Tony and Charlotte Perez designed and built their own 280-square-foot home, which features an expansive deck off of the front facade.
The cabin decks all face either expansive views of the ocean or the magical forest of fir trees.
Saltwater Farm is situated on the shoreline of San Juan Island, which is only accessible via sea or air.
All the wood used for the front porch siding, decking, and furniture came from trees harvested from the land and milled/cured on the property.
The RAD LAB team thoughtfully placed each cabin amongst the pines to ensure quality views and a secluded experience for guests.
One of the driving principles behind the design of Saltwater Farm was to have minimal impact on the site, so the cabins sit above the uneven landscape on stilts.

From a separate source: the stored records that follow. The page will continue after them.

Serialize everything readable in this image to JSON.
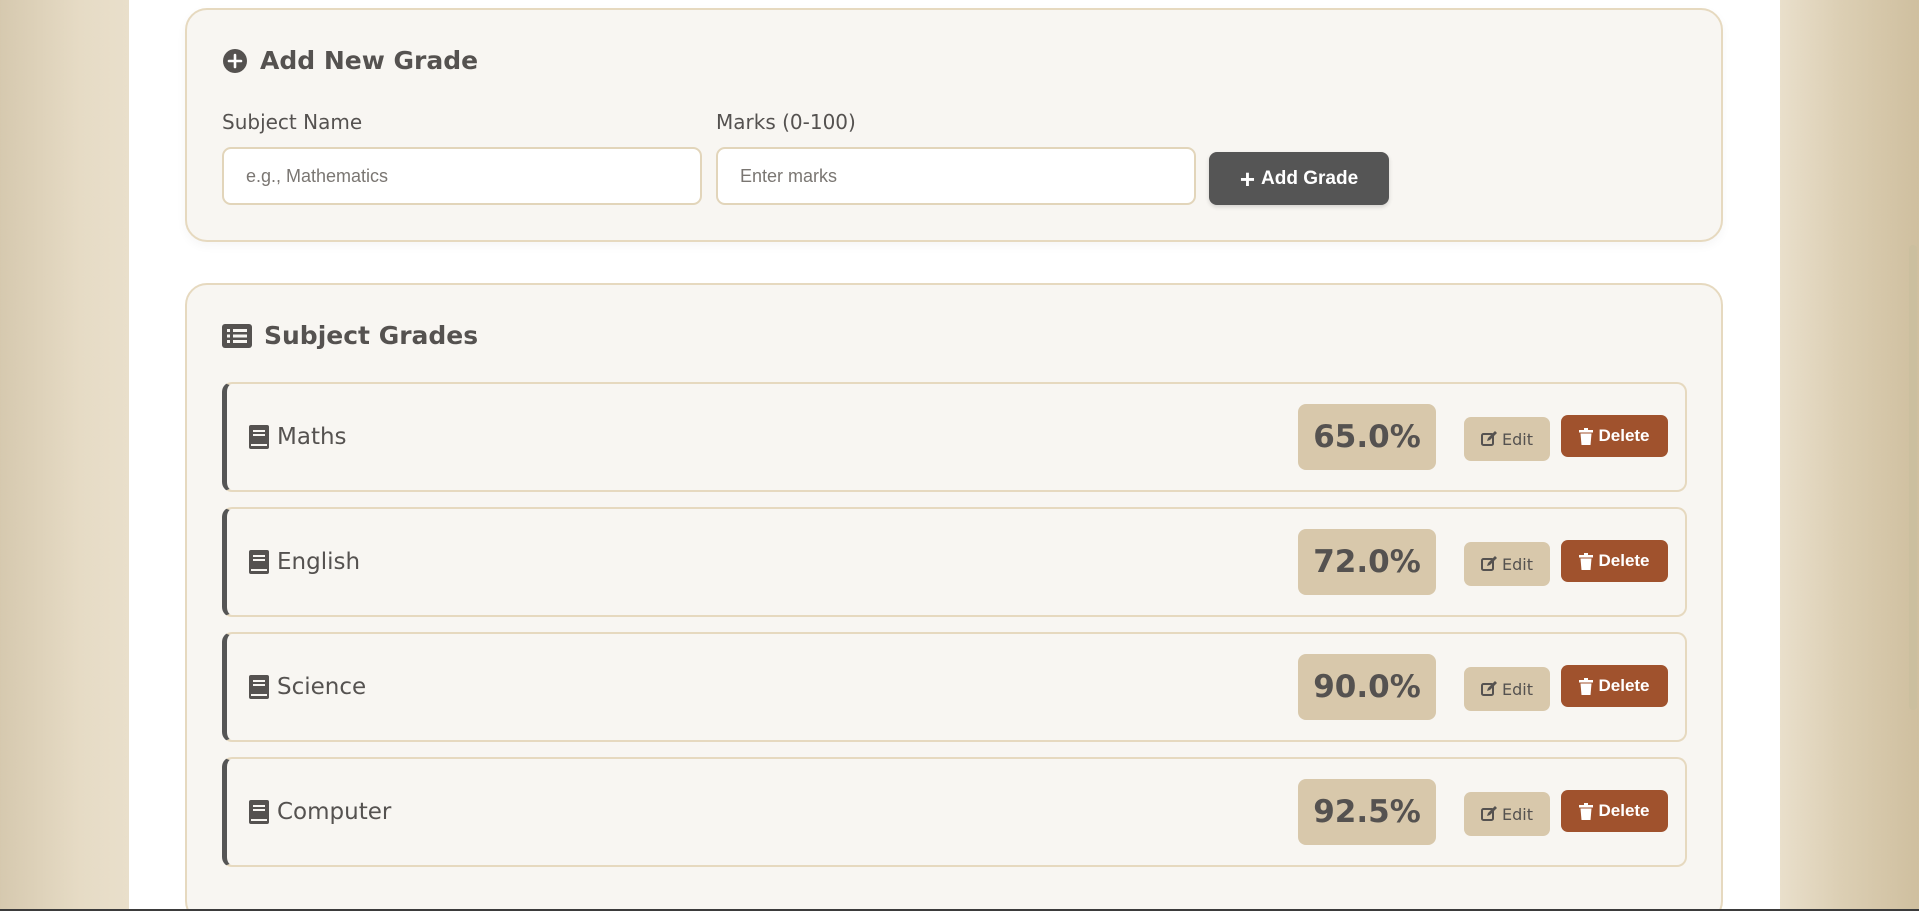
{
  "add_form": {
    "title": "Add New Grade",
    "subject_label": "Subject Name",
    "subject_placeholder": "e.g., Mathematics",
    "marks_label": "Marks (0-100)",
    "marks_placeholder": "Enter marks",
    "add_button_label": "Add Grade",
    "icons": {
      "title": "plus-circle-icon",
      "button": "plus-icon"
    }
  },
  "grades_section": {
    "title": "Subject Grades",
    "icon": "list-icon",
    "edit_label": "Edit",
    "delete_label": "Delete",
    "items": [
      {
        "subject": "Maths",
        "percent": "65.0%"
      },
      {
        "subject": "English",
        "percent": "72.0%"
      },
      {
        "subject": "Science",
        "percent": "90.0%"
      },
      {
        "subject": "Computer",
        "percent": "92.5%"
      }
    ]
  },
  "colors": {
    "accent_dark": "#555555",
    "delete": "#a0522d",
    "badge": "#d8c8ab",
    "card_bg": "#f8f6f2",
    "border": "#e6d9bf"
  }
}
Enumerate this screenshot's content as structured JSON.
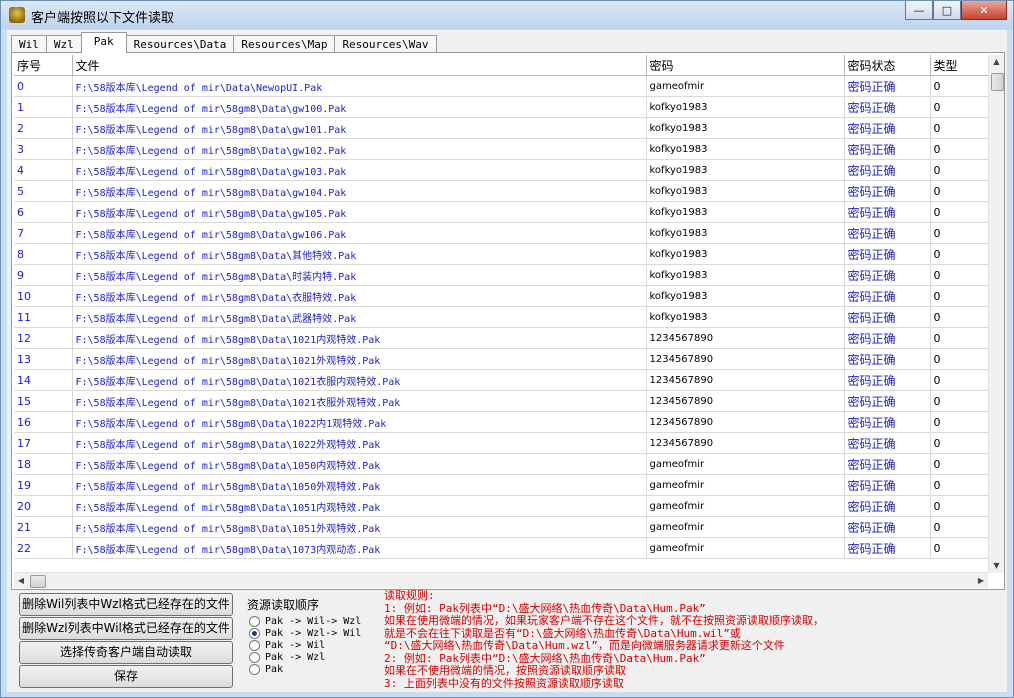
{
  "window": {
    "title": "客户端按照以下文件读取",
    "minimize_glyph": "—",
    "maximize_glyph": "□",
    "close_glyph": "✕"
  },
  "tabs": [
    {
      "label": "Wil",
      "active": false
    },
    {
      "label": "Wzl",
      "active": false
    },
    {
      "label": "Pak",
      "active": true
    },
    {
      "label": "Resources\\Data",
      "active": false
    },
    {
      "label": "Resources\\Map",
      "active": false
    },
    {
      "label": "Resources\\Wav",
      "active": false
    }
  ],
  "table": {
    "columns": [
      "序号",
      "文件",
      "密码",
      "密码状态",
      "类型"
    ],
    "rows": [
      [
        "0",
        "F:\\58版本库\\Legend of mir\\Data\\NewopUI.Pak",
        "gameofmir",
        "密码正确",
        "0"
      ],
      [
        "1",
        "F:\\58版本库\\Legend of mir\\58gm8\\Data\\gw100.Pak",
        "kofkyo1983",
        "密码正确",
        "0"
      ],
      [
        "2",
        "F:\\58版本库\\Legend of mir\\58gm8\\Data\\gw101.Pak",
        "kofkyo1983",
        "密码正确",
        "0"
      ],
      [
        "3",
        "F:\\58版本库\\Legend of mir\\58gm8\\Data\\gw102.Pak",
        "kofkyo1983",
        "密码正确",
        "0"
      ],
      [
        "4",
        "F:\\58版本库\\Legend of mir\\58gm8\\Data\\gw103.Pak",
        "kofkyo1983",
        "密码正确",
        "0"
      ],
      [
        "5",
        "F:\\58版本库\\Legend of mir\\58gm8\\Data\\gw104.Pak",
        "kofkyo1983",
        "密码正确",
        "0"
      ],
      [
        "6",
        "F:\\58版本库\\Legend of mir\\58gm8\\Data\\gw105.Pak",
        "kofkyo1983",
        "密码正确",
        "0"
      ],
      [
        "7",
        "F:\\58版本库\\Legend of mir\\58gm8\\Data\\gw106.Pak",
        "kofkyo1983",
        "密码正确",
        "0"
      ],
      [
        "8",
        "F:\\58版本库\\Legend of mir\\58gm8\\Data\\其他特效.Pak",
        "kofkyo1983",
        "密码正确",
        "0"
      ],
      [
        "9",
        "F:\\58版本库\\Legend of mir\\58gm8\\Data\\时装内特.Pak",
        "kofkyo1983",
        "密码正确",
        "0"
      ],
      [
        "10",
        "F:\\58版本库\\Legend of mir\\58gm8\\Data\\衣服特效.Pak",
        "kofkyo1983",
        "密码正确",
        "0"
      ],
      [
        "11",
        "F:\\58版本库\\Legend of mir\\58gm8\\Data\\武器特效.Pak",
        "kofkyo1983",
        "密码正确",
        "0"
      ],
      [
        "12",
        "F:\\58版本库\\Legend of mir\\58gm8\\Data\\1021内观特效.Pak",
        "1234567890",
        "密码正确",
        "0"
      ],
      [
        "13",
        "F:\\58版本库\\Legend of mir\\58gm8\\Data\\1021外观特效.Pak",
        "1234567890",
        "密码正确",
        "0"
      ],
      [
        "14",
        "F:\\58版本库\\Legend of mir\\58gm8\\Data\\1021衣服内观特效.Pak",
        "1234567890",
        "密码正确",
        "0"
      ],
      [
        "15",
        "F:\\58版本库\\Legend of mir\\58gm8\\Data\\1021衣服外观特效.Pak",
        "1234567890",
        "密码正确",
        "0"
      ],
      [
        "16",
        "F:\\58版本库\\Legend of mir\\58gm8\\Data\\1022内1观特效.Pak",
        "1234567890",
        "密码正确",
        "0"
      ],
      [
        "17",
        "F:\\58版本库\\Legend of mir\\58gm8\\Data\\1022外观特效.Pak",
        "1234567890",
        "密码正确",
        "0"
      ],
      [
        "18",
        "F:\\58版本库\\Legend of mir\\58gm8\\Data\\1050内观特效.Pak",
        "gameofmir",
        "密码正确",
        "0"
      ],
      [
        "19",
        "F:\\58版本库\\Legend of mir\\58gm8\\Data\\1050外观特效.Pak",
        "gameofmir",
        "密码正确",
        "0"
      ],
      [
        "20",
        "F:\\58版本库\\Legend of mir\\58gm8\\Data\\1051内观特效.Pak",
        "gameofmir",
        "密码正确",
        "0"
      ],
      [
        "21",
        "F:\\58版本库\\Legend of mir\\58gm8\\Data\\1051外观特效.Pak",
        "gameofmir",
        "密码正确",
        "0"
      ],
      [
        "22",
        "F:\\58版本库\\Legend of mir\\58gm8\\Data\\1073内观动态.Pak",
        "gameofmir",
        "密码正确",
        "0"
      ]
    ]
  },
  "buttons": {
    "delete_wil": "删除Wil列表中Wzl格式已经存在的文件",
    "delete_wzl": "删除Wzl列表中Wil格式已经存在的文件",
    "auto_read": "选择传奇客户端自动读取",
    "save": "保存"
  },
  "read_order": {
    "title": "资源读取顺序",
    "options": [
      {
        "label": "Pak -> Wil-> Wzl",
        "selected": false
      },
      {
        "label": "Pak -> Wzl-> Wil",
        "selected": true
      },
      {
        "label": "Pak -> Wil",
        "selected": false
      },
      {
        "label": "Pak -> Wzl",
        "selected": false
      },
      {
        "label": "Pak",
        "selected": false
      }
    ]
  },
  "rules": {
    "lines": [
      "读取规则:",
      "1: 例如: Pak列表中“D:\\盛大网络\\热血传奇\\Data\\Hum.Pak”",
      "    如果在使用微端的情况，如果玩家客户端不存在这个文件，就不在按照资源读取顺序读取，",
      "    就是不会在往下读取是否有“D:\\盛大网络\\热血传奇\\Data\\Hum.wil”或",
      "    “D:\\盛大网络\\热血传奇\\Data\\Hum.wzl”，而是向微端服务器请求更新这个文件",
      "2: 例如: Pak列表中“D:\\盛大网络\\热血传奇\\Data\\Hum.Pak”",
      "    如果在不使用微端的情况，按照资源读取顺序读取",
      "3: 上面列表中没有的文件按照资源读取顺序读取"
    ]
  },
  "colors": {
    "link_blue": "#1d1dc8",
    "rule_red": "#d40000",
    "titlebar": "#c9dcf1"
  }
}
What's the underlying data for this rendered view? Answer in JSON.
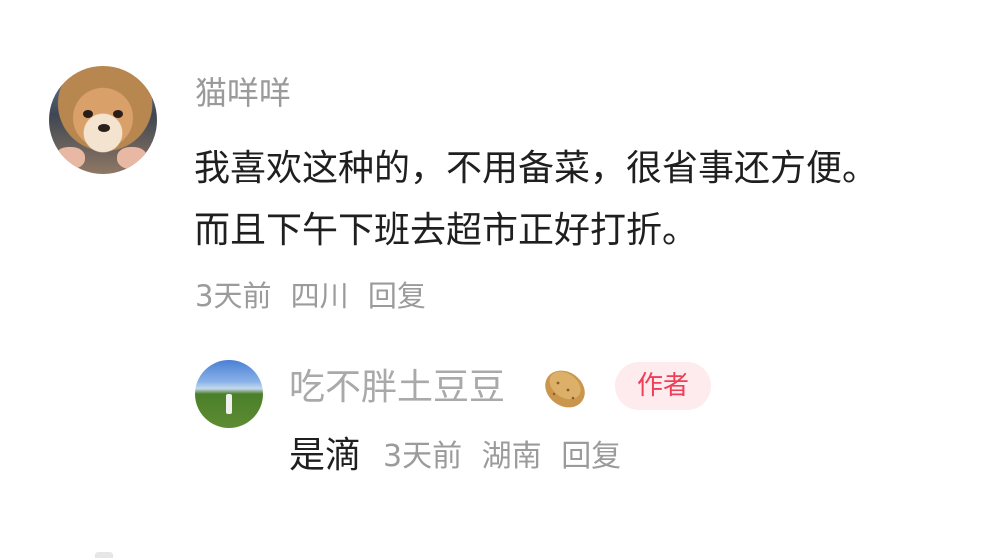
{
  "comment": {
    "username": "猫咩咩",
    "text_line1": "我喜欢这种的，不用备菜，很省事还方便。",
    "text_line2": "而且下午下班去超市正好打折。",
    "time": "3天前",
    "location": "四川",
    "reply_label": "回复"
  },
  "reply": {
    "username": "吃不胖土豆豆",
    "badge": "作者",
    "text": "是滴",
    "time": "3天前",
    "location": "湖南",
    "reply_label": "回复",
    "emoji": "potato-icon"
  },
  "colors": {
    "username": "#9a9a9a",
    "author_badge_text": "#ef3e57",
    "author_badge_bg": "#fdebed"
  }
}
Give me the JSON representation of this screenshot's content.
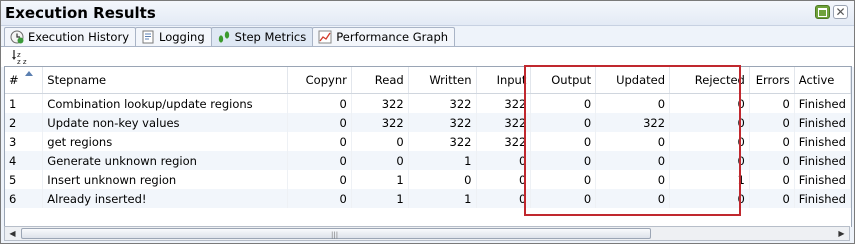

Both the main house and the cabins were designed to bring the outside in, celebrating a connection with the surrounding forest. The expansive deck on the main house almost doubles the usable square footage, blurring the barrier between the interior and exterior.
The clients—Dr. Merriss Waters, a veterinarian, and Dr. Andrew Fleming, a clinical child psychologist—had a lifelong dream to live in a pristine, pastoral setting in the Pacific Northwest. “They live an active lifestyle and enjoy exploring the islands,” says architect Taylor Bode. “Their hobbies include mountain biking, trail running, farming, and cooking for friends and family.”  In addition to an event space in an existing barn and cabin rentals, Saltwater Farm is home to productive gardens and a variety of animals.
Five cabins are located in the pine forest surrounding the main house. “The design for both the main house and cabins at Saltwater Farm resulted from studying traditional Pacific Northwest cabins and refining that vernacular language with one of Scandinavian minimalism,” says designer Taylor Bode.
Saltwater Farm is located just outside the small town of Friday Harbor, which has a population of less than 2,500. “San Juan Island has a beautiful valley populated with farms, and it’s supported by a tourism- and agriculture-driven economy,” says designer Taylor Bode. “It was seen by Andrew and Merriss as the perfect place to bring their farm vision to life.”
A timber palette emphasizes indoor/outdoor living. The outdoor cedar deck visually extends the interior white oak floors. The ceilings and soffits are made of hemlock.
Designed for energy efficiency, the home features insulation above code and hydronic radiant heating. Note the Morso 6148 wood-burning stove in the entry hall that’s fueled by locally felled lumber.
Completed in 2018 on a 2.6-acre site in the San Juan Islands, the two-bedroom modular home was installed in a day.
This house’s success lies in it being true in a number of ways – to architectonic and material expression, to site and to the occupants’ ways of life.
The trapezoid-shaped addition hosts a new master suite on the main level.
The team preserved the deck, but installed a new railing.
The dark brick facade peels away into the garage, creating an interior stairwell. The garage door, like the front door, is crafted from black steel.
The warehouse-inspired front door on the southern side of the home is crafted from black steel and features a solid steel screen that slides in front of it, creating a completely blank facade.
The neighboring property has a beautiful, established garden. The gridded windows of the Park Terrace house—which take inspiration from the industrial warehouse archetype—are positioned to capture snippets of this garden, in effect borrowing the landscape. A small terrace has been cut out of the gable form to create a division between the master bedroom and the living area.
The southern facade of the home—the entrance—is a completely blank facade, which gives the home a private aspect, says the architect. The brick facade curves into the interior of the home.

Zoom out for a look at the modern exterior. From your dream house, to cozy cabins, to loft-like apartments, to repurposed shipping containers, these stellar projects promise something for everyone. Explore a variety of building types with metal roofs, wood siding, gables, and everything in between.